Every line of the entries below that carries the string "ファーマライズグループ" should be copied.

[[ Entries provided, beginning ]]

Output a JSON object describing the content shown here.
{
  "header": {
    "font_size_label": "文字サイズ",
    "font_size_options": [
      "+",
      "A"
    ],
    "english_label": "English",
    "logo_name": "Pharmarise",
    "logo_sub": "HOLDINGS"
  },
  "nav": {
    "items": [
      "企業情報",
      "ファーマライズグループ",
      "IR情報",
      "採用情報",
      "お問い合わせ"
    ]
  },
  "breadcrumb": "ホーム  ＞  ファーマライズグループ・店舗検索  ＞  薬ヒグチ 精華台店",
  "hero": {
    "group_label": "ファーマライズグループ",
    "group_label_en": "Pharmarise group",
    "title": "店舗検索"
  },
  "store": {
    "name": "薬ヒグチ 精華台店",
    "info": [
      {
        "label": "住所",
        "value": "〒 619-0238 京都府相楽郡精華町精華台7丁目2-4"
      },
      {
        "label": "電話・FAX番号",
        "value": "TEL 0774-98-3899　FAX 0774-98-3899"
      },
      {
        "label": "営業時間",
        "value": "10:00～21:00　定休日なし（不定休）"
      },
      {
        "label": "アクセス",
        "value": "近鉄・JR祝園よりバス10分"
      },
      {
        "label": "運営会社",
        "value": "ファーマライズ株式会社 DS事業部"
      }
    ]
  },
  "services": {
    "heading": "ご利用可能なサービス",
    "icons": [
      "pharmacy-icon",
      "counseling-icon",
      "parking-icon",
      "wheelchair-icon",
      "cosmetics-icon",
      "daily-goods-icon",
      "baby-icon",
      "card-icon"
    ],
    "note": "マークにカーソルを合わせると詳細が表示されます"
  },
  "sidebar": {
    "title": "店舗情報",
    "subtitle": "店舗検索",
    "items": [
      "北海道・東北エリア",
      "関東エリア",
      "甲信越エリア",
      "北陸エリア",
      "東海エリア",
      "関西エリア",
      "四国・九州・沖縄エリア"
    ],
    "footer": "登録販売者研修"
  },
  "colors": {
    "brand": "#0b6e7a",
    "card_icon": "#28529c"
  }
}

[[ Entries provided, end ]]

• Task result:
      "ファーマライズグループ",
  "breadcrumb": "ホーム  ＞  ファーマライズグループ・店舗検索  ＞  薬ヒグチ 精華台店",
    "group_label": "ファーマライズグループ",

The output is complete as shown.